“I am here to answer. I shall be on hand to answer when I am called upon, for all the counsel and for all the instruction that I have given to this people. If there is an Elder here, or any member of this Church, called the Church of Jesus Christ of Latter-day Saints, who can bring up the first idea, the first sentence that I have delivered to the people as counsel that is wrong, I really wish they would do it; but they cannot do it, for the simple reason that I have never given counsel that is wrong; this is the reason” (Journal of Discourses, vol. 16, p. 161).

The origin of the belief that Adam is God did not originate with Brigham Young, but was taught by Joseph Smith as well in the Doctrine and Covenants where he states that the titles Adam, Michael, and the ancient of days are all referring to the same person:

“And also with Michael, or Adam, the father of all, the prince of all, the ancient of days” (D&C 27:11).

“Among the great and mighty ones who were assembled in this vast congregation of the righteous were Father Adam, the Ancient of Days and father of all” (D&C 138:38).

The title “Ancient of Days” is used exclusively in the Bible to refer to God (Dan 7:9, 13, 22). This is the one who bestows a kingdom upon the Son of Man who is Jesus (Mark 14:62).

But today, Mormons no longer follow this teaching of Young. The Apostle Bruce R. McConkie admitted:

“Yes, President Young did teach that Adam was the father of our spirits, and all the related things that the cultists ascribe to him. This, however, is not true. He expressed views that are out of harmony with the gospel.”

McConkie preached that the Adam-God doctrine was heresy:

“There are those who believe or say they believe that Adam is our father and our god, that he is the father of our spirits and our bodies, and that he is the one we worship. The devil keeps this heresy alive as a means of obtaining converts to cultism. It is contrary to the whole plan of salvation set forth in the scriptures, and anyone who has read the Book of Moses, and anyone who has received the temple endowment and who yet believes the Adam–God theory does not deserve to be saved. Those who are so ensnared reject the living prophet and close their ears to the apostles of their day. ‘We will follow those who went before,’ they say. And having so determined, they soon are ready to enter polygamous relationships that destroy their souls.”
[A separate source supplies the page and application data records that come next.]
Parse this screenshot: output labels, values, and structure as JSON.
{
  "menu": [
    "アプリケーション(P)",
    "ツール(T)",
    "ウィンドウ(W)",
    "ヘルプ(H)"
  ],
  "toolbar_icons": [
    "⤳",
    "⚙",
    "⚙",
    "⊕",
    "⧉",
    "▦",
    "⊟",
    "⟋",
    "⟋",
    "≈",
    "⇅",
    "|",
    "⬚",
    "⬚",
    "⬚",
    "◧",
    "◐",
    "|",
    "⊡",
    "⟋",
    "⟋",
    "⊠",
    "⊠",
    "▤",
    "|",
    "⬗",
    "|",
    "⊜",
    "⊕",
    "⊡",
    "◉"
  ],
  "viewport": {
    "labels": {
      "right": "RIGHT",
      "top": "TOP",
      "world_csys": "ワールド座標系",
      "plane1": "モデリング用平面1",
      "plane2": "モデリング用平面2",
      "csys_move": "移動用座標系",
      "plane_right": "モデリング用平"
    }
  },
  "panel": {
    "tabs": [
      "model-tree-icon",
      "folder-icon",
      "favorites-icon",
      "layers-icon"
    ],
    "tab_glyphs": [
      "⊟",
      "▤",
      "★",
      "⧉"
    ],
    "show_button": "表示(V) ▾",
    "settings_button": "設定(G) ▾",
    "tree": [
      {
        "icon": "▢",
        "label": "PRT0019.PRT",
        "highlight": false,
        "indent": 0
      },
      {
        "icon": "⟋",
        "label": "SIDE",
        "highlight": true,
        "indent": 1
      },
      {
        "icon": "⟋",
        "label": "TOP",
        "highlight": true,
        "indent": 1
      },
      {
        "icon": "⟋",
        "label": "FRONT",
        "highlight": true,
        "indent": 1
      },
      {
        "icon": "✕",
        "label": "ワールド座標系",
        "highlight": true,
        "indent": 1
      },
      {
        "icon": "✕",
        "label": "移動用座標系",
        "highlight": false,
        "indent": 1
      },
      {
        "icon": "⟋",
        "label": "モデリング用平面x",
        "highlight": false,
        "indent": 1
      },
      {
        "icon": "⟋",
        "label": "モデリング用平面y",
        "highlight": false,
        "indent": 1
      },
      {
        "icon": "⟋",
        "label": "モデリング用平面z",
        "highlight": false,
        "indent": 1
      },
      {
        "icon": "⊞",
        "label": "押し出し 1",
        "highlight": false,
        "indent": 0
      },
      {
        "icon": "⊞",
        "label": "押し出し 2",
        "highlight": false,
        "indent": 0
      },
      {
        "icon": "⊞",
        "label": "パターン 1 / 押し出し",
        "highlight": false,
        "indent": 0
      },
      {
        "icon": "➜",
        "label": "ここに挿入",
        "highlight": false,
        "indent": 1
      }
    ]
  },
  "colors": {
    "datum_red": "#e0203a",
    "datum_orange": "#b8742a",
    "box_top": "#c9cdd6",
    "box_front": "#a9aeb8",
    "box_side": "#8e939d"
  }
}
So, who are Mormons supposed to believe: Brigham Young or the modern leaders of Mormonism? If you can’t trust Young when it comes to who God is, how can you trust him with anything else? If the Mormons living today had been living during the days of Young, they would have taken his view against that of McConkie. But why should the era in which we were born determine the truth?